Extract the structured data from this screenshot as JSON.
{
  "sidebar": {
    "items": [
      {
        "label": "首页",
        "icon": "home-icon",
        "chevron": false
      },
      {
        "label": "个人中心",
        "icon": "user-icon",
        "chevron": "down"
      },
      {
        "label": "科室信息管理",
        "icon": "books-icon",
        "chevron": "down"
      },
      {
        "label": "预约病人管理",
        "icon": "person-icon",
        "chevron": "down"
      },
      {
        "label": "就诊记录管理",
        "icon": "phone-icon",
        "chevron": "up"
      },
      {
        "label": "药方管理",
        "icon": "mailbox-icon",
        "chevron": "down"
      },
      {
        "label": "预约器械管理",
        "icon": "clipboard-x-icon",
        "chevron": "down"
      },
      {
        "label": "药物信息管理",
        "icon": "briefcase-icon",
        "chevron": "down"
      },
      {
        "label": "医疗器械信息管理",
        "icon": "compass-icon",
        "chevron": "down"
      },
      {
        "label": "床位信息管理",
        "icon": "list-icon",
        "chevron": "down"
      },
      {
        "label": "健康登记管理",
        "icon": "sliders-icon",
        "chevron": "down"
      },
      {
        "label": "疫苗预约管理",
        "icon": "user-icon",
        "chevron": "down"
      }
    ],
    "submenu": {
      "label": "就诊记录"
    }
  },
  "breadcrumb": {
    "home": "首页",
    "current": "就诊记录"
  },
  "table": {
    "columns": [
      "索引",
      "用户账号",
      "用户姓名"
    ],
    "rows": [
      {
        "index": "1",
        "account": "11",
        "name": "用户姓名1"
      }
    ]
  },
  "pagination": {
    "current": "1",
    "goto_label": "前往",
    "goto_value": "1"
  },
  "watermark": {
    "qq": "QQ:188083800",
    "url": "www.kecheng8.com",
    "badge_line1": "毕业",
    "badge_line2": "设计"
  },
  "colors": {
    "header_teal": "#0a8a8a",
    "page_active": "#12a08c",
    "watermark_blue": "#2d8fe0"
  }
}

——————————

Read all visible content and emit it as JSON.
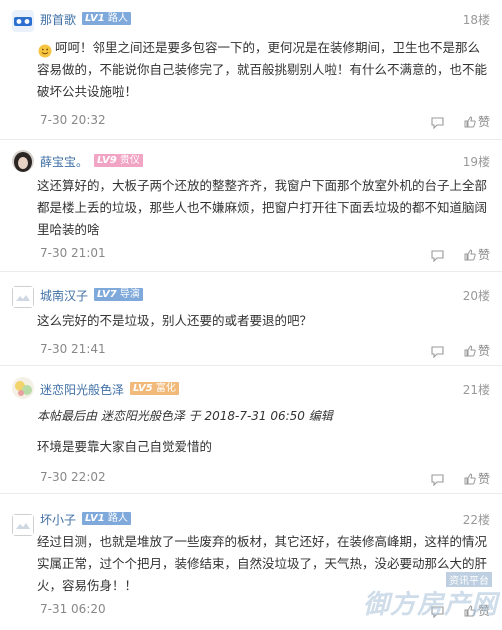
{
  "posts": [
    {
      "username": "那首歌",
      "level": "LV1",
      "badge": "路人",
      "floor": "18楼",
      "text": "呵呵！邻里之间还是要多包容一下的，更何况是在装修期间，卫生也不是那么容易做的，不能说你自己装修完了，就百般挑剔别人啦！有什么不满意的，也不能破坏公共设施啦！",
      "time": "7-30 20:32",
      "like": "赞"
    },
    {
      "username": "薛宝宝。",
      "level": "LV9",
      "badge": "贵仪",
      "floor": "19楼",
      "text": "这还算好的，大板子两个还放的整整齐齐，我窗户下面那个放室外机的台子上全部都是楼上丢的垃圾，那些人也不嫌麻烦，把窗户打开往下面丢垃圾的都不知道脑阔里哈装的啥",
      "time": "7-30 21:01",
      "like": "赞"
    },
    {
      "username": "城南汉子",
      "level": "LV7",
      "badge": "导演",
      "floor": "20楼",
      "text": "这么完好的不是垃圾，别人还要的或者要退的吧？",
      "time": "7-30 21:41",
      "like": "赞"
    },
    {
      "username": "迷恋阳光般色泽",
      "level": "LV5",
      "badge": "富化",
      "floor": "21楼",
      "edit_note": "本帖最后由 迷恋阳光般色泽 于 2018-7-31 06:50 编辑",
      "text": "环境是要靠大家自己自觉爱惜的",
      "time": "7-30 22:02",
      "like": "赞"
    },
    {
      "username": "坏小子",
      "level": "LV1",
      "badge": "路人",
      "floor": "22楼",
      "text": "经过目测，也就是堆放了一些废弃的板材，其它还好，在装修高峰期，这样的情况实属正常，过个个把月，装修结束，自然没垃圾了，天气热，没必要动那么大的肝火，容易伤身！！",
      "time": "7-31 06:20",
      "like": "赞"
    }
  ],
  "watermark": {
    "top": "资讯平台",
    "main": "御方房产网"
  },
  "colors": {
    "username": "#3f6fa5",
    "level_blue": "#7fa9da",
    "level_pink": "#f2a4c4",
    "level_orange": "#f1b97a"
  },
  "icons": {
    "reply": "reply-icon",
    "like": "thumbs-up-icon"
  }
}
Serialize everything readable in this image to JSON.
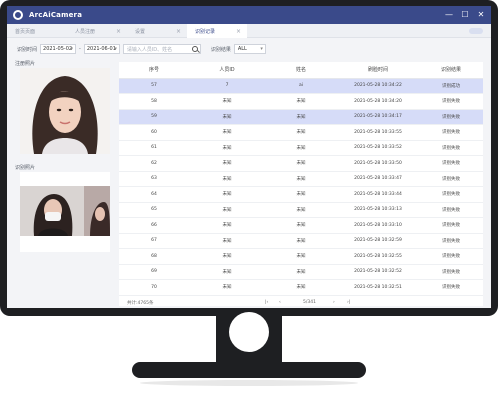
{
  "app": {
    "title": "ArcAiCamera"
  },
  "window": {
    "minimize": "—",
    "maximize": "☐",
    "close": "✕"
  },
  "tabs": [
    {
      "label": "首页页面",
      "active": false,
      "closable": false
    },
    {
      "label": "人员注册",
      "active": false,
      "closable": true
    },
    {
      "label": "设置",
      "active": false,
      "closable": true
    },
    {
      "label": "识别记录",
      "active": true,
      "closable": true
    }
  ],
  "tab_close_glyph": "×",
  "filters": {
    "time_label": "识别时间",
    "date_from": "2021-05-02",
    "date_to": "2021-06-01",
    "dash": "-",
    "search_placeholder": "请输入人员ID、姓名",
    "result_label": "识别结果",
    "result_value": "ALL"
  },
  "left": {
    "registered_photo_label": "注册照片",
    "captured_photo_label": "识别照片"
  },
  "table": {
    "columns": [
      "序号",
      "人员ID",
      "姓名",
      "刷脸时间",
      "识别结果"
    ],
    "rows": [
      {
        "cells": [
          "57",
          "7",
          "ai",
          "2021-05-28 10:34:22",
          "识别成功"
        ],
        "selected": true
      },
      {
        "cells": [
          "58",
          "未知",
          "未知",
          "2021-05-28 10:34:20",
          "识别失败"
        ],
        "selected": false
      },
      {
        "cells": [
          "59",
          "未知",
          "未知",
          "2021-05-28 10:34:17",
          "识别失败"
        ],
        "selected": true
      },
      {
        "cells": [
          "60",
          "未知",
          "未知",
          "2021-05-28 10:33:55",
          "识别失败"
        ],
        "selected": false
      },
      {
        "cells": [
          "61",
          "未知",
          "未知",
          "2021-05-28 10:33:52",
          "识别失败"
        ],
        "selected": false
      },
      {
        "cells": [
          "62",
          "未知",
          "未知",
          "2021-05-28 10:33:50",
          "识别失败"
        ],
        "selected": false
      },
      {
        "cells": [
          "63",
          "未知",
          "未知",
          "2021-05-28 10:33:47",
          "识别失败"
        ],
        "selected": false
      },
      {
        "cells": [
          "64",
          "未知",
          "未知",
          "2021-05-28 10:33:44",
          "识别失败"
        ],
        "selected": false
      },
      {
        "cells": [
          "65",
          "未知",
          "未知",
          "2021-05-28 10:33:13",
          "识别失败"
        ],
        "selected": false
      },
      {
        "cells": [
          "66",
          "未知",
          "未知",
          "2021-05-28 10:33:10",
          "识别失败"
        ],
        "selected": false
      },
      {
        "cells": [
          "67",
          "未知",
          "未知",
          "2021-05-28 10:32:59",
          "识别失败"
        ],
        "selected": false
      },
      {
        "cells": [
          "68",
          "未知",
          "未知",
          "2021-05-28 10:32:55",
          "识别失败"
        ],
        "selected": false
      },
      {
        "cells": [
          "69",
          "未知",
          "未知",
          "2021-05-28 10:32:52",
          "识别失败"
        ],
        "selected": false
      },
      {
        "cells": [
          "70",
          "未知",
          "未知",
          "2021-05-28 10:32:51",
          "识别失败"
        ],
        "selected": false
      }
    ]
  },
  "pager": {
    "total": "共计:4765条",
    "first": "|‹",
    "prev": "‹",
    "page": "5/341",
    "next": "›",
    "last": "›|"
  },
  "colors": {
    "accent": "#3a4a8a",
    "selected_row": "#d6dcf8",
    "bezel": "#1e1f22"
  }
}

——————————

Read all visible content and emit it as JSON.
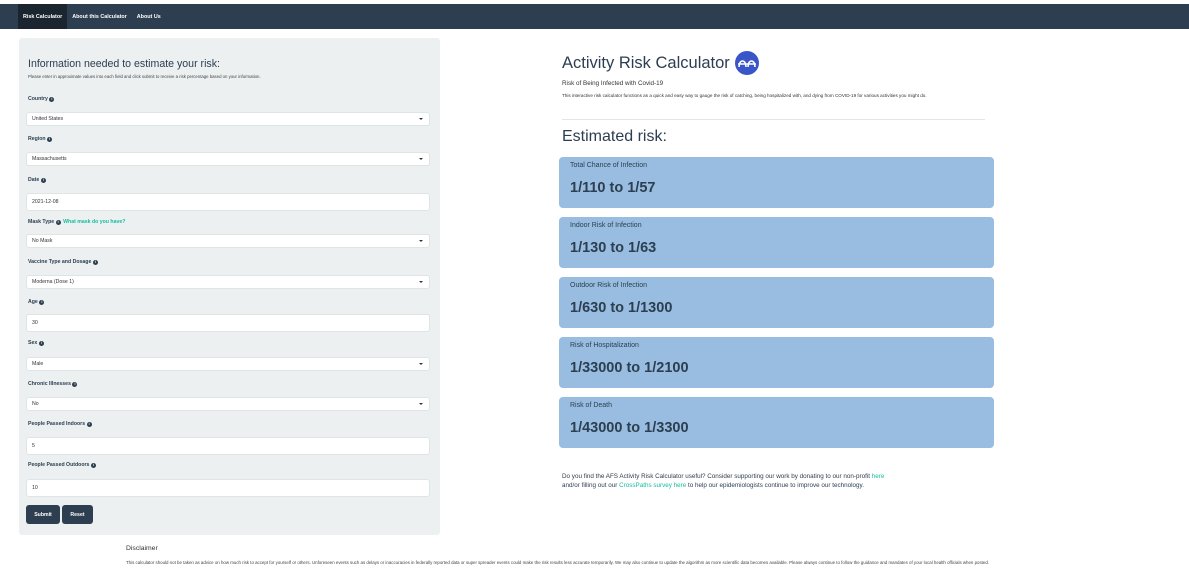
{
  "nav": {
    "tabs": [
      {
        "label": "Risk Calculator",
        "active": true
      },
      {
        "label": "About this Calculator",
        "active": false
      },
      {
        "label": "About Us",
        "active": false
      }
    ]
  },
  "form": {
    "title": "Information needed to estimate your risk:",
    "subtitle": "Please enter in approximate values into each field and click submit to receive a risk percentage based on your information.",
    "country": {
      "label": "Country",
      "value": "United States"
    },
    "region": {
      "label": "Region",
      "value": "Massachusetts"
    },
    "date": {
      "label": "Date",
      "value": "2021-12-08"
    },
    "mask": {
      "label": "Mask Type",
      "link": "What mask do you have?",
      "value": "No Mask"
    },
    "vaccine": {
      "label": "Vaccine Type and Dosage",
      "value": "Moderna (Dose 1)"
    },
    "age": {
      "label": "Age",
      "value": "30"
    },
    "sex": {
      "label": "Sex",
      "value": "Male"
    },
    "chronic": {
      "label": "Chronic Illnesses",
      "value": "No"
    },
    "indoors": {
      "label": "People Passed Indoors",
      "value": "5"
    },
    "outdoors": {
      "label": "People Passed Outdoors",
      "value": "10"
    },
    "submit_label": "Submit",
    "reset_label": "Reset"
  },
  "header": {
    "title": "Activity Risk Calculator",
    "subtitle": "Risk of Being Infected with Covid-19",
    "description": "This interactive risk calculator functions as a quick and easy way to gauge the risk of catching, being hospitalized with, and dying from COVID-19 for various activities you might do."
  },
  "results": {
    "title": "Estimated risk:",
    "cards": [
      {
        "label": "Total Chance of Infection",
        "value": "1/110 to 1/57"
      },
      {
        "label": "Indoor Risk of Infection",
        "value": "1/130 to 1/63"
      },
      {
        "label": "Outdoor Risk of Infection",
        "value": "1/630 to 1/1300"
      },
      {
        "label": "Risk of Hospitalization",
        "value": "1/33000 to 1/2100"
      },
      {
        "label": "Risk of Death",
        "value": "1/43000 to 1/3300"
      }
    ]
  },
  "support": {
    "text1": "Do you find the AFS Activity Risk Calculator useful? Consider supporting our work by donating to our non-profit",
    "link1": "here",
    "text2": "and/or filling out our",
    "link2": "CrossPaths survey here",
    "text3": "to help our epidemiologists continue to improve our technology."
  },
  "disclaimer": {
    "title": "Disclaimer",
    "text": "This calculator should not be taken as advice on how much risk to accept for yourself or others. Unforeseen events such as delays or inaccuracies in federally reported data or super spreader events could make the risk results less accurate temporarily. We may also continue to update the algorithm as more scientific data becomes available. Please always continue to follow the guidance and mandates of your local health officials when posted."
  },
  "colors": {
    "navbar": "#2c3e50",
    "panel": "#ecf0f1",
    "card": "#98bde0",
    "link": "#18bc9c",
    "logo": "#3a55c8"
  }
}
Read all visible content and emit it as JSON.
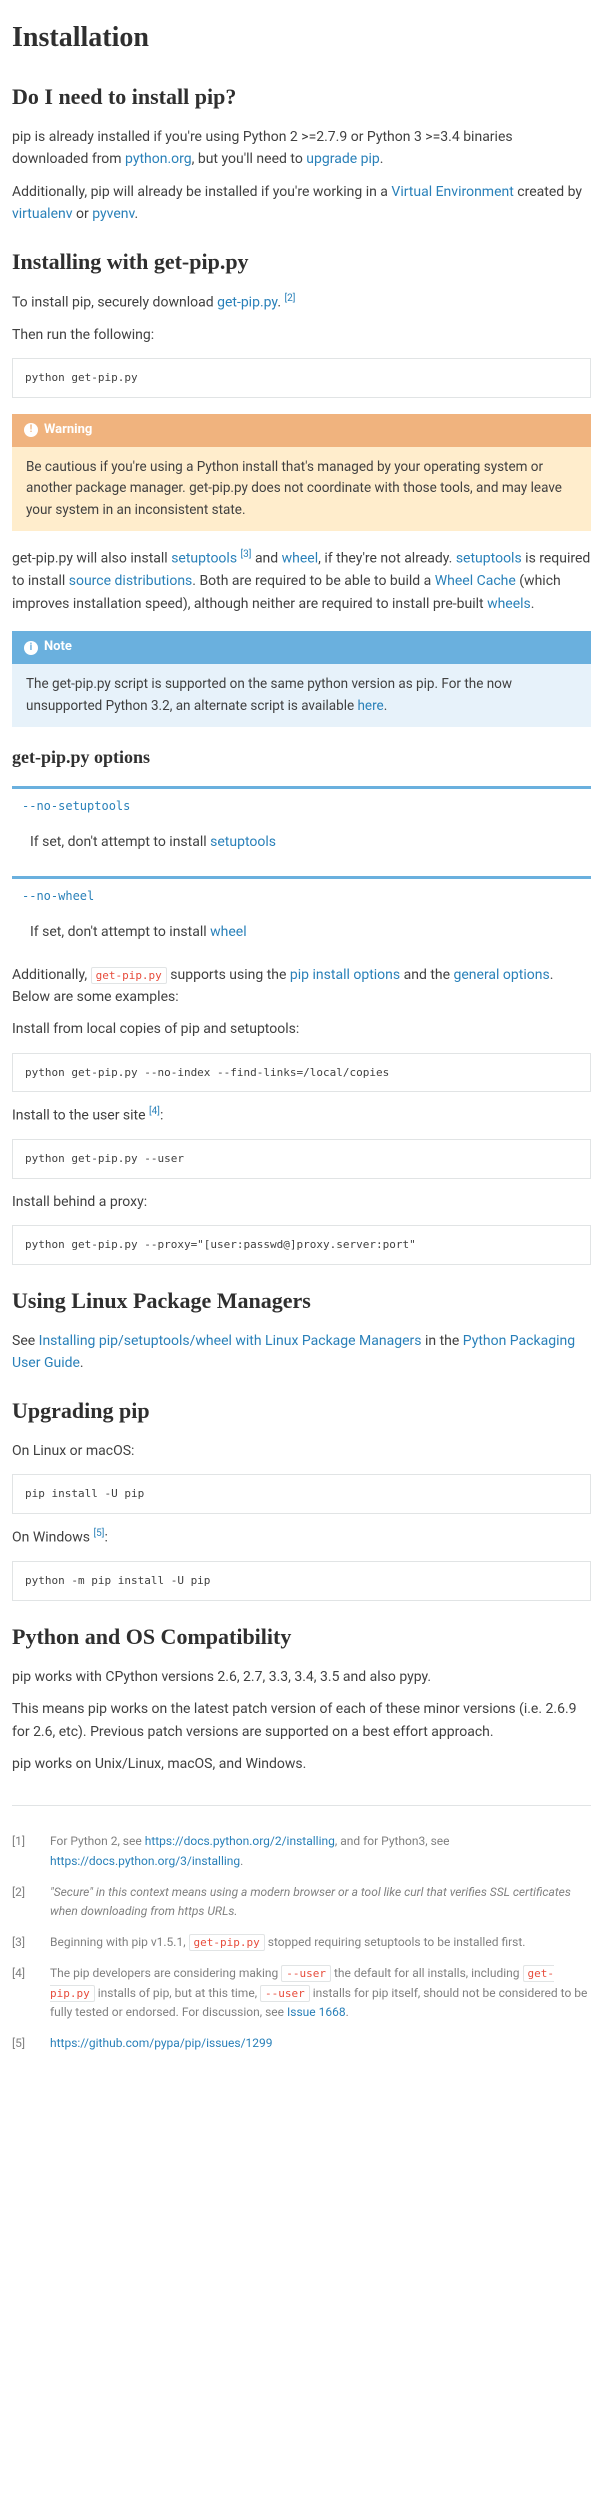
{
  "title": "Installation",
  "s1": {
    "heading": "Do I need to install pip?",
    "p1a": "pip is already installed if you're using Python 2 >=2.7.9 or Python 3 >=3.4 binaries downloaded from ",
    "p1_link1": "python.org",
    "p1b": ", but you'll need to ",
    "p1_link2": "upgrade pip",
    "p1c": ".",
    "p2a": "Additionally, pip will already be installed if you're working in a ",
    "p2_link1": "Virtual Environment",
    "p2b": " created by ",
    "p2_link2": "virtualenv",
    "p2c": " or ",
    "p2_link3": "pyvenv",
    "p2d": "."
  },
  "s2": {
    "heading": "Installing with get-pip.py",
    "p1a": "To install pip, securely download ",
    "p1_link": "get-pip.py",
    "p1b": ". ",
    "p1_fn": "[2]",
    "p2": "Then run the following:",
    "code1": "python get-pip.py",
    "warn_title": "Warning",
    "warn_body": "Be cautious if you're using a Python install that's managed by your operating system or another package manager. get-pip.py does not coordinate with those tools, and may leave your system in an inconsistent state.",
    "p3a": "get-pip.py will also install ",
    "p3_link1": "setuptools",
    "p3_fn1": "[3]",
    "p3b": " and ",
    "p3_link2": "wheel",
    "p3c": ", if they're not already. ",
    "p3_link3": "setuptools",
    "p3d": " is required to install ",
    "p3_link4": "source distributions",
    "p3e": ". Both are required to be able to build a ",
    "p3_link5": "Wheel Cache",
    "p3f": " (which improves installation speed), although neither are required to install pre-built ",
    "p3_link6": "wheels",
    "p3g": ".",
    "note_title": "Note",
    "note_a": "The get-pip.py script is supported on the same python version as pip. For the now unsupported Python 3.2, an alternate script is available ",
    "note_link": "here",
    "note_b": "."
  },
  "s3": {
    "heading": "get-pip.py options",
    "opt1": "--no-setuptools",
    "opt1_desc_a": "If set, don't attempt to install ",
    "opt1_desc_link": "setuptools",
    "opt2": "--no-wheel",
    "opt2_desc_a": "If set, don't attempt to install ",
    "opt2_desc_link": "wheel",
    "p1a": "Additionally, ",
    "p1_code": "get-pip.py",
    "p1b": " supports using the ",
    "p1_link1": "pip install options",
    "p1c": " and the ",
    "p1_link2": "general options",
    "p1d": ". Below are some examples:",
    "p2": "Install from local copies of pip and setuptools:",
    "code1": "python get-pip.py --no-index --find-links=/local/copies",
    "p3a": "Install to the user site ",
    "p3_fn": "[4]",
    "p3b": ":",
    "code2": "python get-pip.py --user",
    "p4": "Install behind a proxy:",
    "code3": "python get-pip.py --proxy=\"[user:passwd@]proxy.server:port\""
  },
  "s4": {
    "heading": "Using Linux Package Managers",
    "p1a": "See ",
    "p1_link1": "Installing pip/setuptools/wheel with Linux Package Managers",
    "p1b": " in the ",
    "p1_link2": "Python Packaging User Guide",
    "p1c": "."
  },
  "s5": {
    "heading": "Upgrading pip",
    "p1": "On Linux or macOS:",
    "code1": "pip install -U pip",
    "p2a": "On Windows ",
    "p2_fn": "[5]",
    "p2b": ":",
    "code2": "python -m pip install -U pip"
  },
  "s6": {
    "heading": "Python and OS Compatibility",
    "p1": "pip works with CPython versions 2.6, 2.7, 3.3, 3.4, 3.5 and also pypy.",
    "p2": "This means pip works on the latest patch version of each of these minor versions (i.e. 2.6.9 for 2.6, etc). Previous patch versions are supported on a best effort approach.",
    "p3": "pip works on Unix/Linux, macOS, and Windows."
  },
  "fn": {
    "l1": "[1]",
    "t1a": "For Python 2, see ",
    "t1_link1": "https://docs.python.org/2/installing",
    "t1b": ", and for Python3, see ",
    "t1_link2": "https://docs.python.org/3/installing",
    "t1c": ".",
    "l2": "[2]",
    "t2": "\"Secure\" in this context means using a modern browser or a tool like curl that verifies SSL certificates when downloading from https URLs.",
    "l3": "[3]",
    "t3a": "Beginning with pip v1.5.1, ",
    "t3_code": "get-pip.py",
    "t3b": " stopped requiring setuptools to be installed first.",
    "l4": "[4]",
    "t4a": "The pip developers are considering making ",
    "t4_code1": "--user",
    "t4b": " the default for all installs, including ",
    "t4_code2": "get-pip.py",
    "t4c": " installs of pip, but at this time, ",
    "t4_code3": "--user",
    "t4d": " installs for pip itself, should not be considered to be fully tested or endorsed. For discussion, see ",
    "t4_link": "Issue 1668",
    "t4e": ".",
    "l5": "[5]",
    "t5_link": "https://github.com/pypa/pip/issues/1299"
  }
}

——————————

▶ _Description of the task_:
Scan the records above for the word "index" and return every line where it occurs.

▶ _Written response_:
        "index": "1",
    "code1": "python get-pip.py --no-index --find-links=/local/copies",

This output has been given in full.